● Exercise goal: If you see a picture in the data below, omit it and copy the rest exactly.

(Data about app and page elements)
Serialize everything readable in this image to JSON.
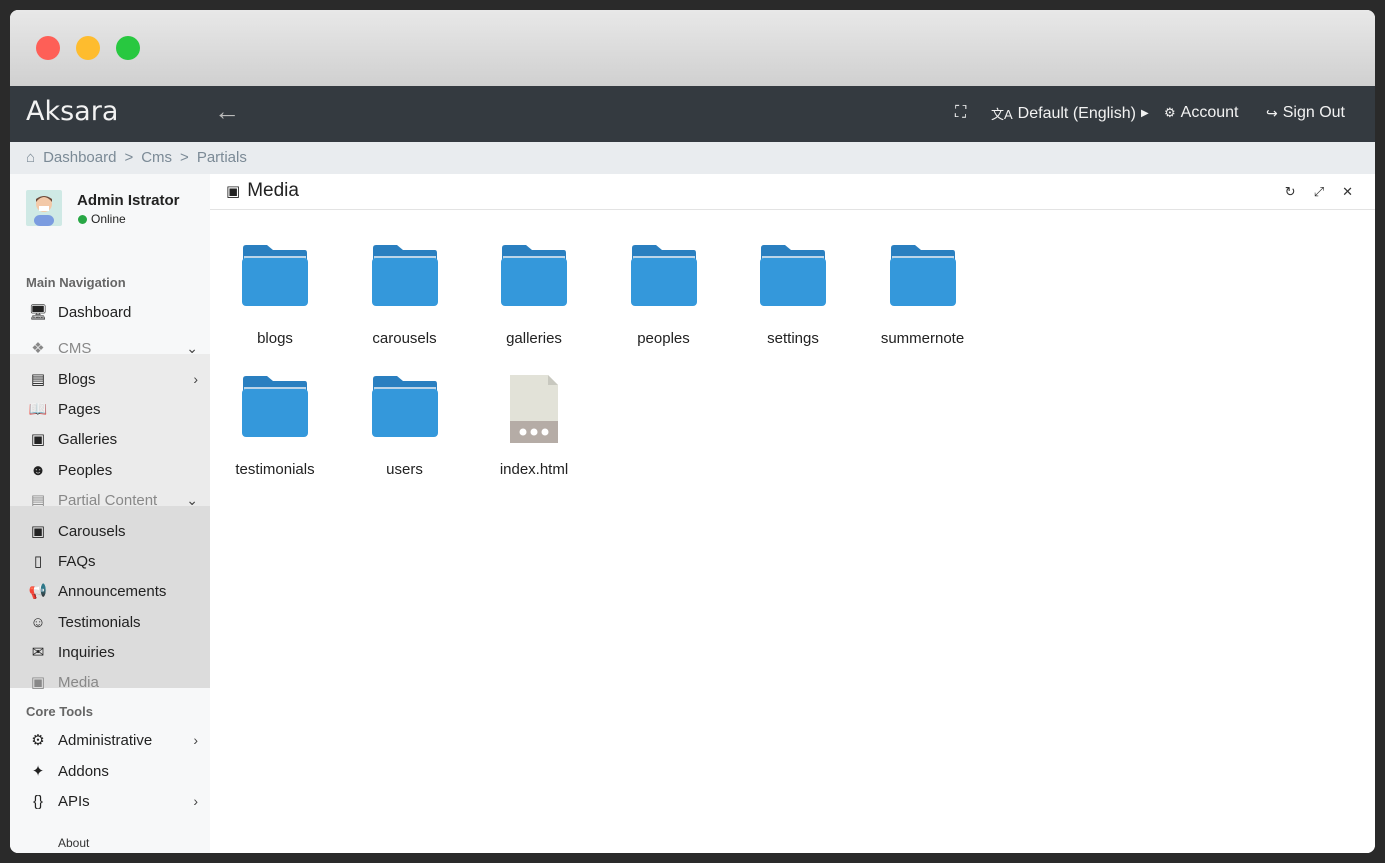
{
  "window": {
    "controls": [
      "close",
      "minimize",
      "maximize"
    ]
  },
  "navbar": {
    "brand": "Aksara",
    "language": "Default (English)",
    "account": "Account",
    "signout": "Sign Out"
  },
  "breadcrumb": [
    "Dashboard",
    "Cms",
    "Partials"
  ],
  "user": {
    "name": "Admin Istrator",
    "status": "Online",
    "status_color": "#28a745"
  },
  "sidebar": {
    "main_header": "Main Navigation",
    "dashboard": "Dashboard",
    "cms": "CMS",
    "blogs": "Blogs",
    "pages": "Pages",
    "galleries": "Galleries",
    "peoples": "Peoples",
    "partial": "Partial Content",
    "carousels": "Carousels",
    "faqs": "FAQs",
    "announcements": "Announcements",
    "testimonials": "Testimonials",
    "inquiries": "Inquiries",
    "media": "Media",
    "core_header": "Core Tools",
    "administrative": "Administrative",
    "addons": "Addons",
    "apis": "APIs",
    "about": "About"
  },
  "page": {
    "title": "Media"
  },
  "files": [
    {
      "name": "blogs",
      "type": "folder"
    },
    {
      "name": "carousels",
      "type": "folder"
    },
    {
      "name": "galleries",
      "type": "folder"
    },
    {
      "name": "peoples",
      "type": "folder"
    },
    {
      "name": "settings",
      "type": "folder"
    },
    {
      "name": "summernote",
      "type": "folder"
    },
    {
      "name": "testimonials",
      "type": "folder"
    },
    {
      "name": "users",
      "type": "folder"
    },
    {
      "name": "index.html",
      "type": "file"
    }
  ],
  "colors": {
    "navbar": "#343a40",
    "folder": "#3498db",
    "folder_tab": "#2a7fc0"
  }
}
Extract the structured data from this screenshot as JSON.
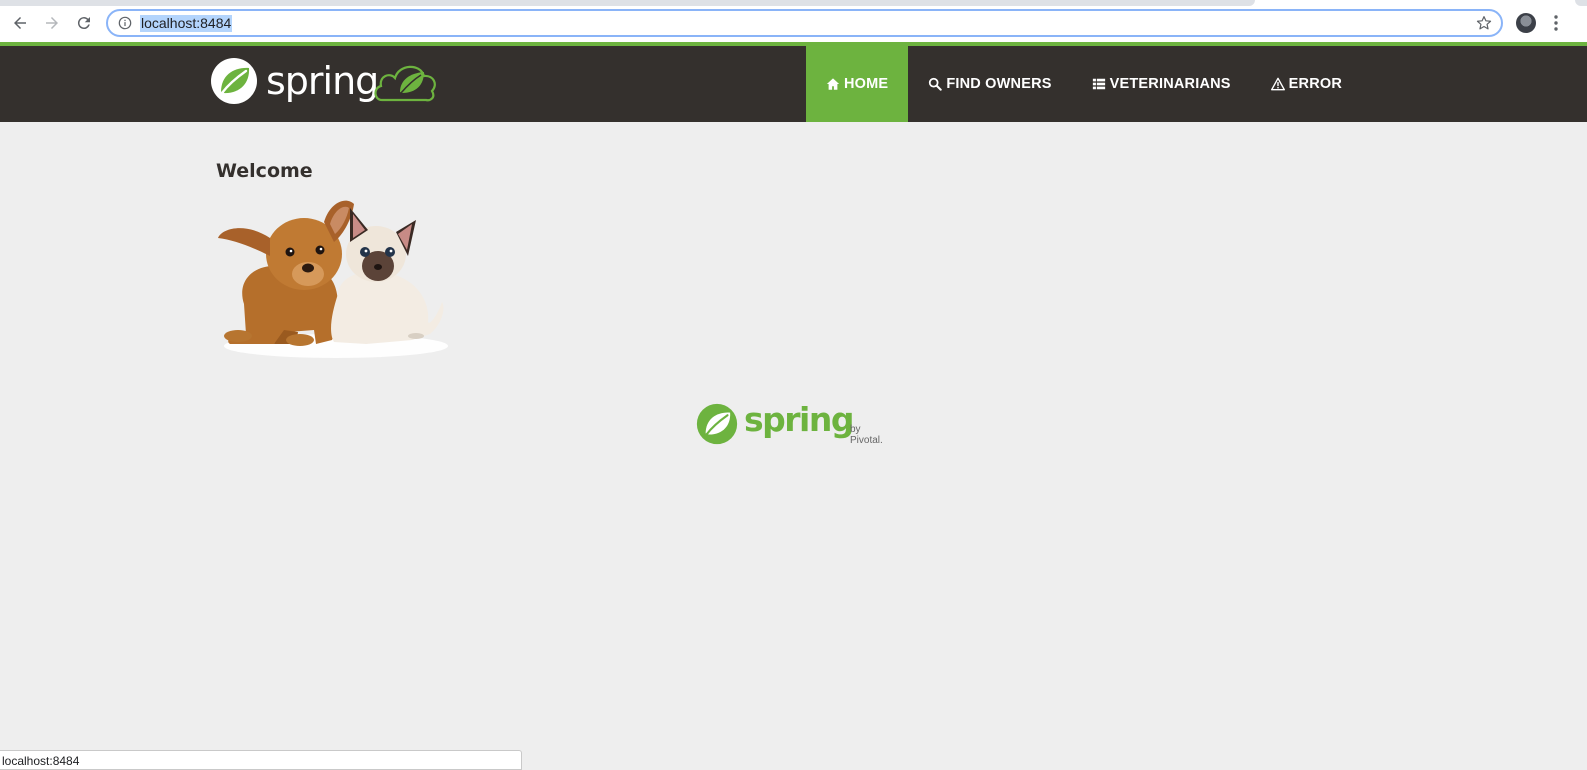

● Answer space:
Serialize everything readable in this image to JSON.
{
  "window": {
    "controls": [
      "close",
      "minimize",
      "maximize"
    ]
  },
  "navbar": {
    "brand": "Aksara",
    "language": "Default (English)",
    "account": "Account",
    "signout": "Sign Out"
  },
  "breadcrumb": [
    "Dashboard",
    "Cms",
    "Partials"
  ],
  "user": {
    "name": "Admin Istrator",
    "status": "Online",
    "status_color": "#28a745"
  },
  "sidebar": {
    "main_header": "Main Navigation",
    "dashboard": "Dashboard",
    "cms": "CMS",
    "blogs": "Blogs",
    "pages": "Pages",
    "galleries": "Galleries",
    "peoples": "Peoples",
    "partial": "Partial Content",
    "carousels": "Carousels",
    "faqs": "FAQs",
    "announcements": "Announcements",
    "testimonials": "Testimonials",
    "inquiries": "Inquiries",
    "media": "Media",
    "core_header": "Core Tools",
    "administrative": "Administrative",
    "addons": "Addons",
    "apis": "APIs",
    "about": "About"
  },
  "page": {
    "title": "Media"
  },
  "files": [
    {
      "name": "blogs",
      "type": "folder"
    },
    {
      "name": "carousels",
      "type": "folder"
    },
    {
      "name": "galleries",
      "type": "folder"
    },
    {
      "name": "peoples",
      "type": "folder"
    },
    {
      "name": "settings",
      "type": "folder"
    },
    {
      "name": "summernote",
      "type": "folder"
    },
    {
      "name": "testimonials",
      "type": "folder"
    },
    {
      "name": "users",
      "type": "folder"
    },
    {
      "name": "index.html",
      "type": "file"
    }
  ],
  "colors": {
    "navbar": "#343a40",
    "folder": "#3498db",
    "folder_tab": "#2a7fc0"
  }
}
Extract the structured data from this screenshot as JSON.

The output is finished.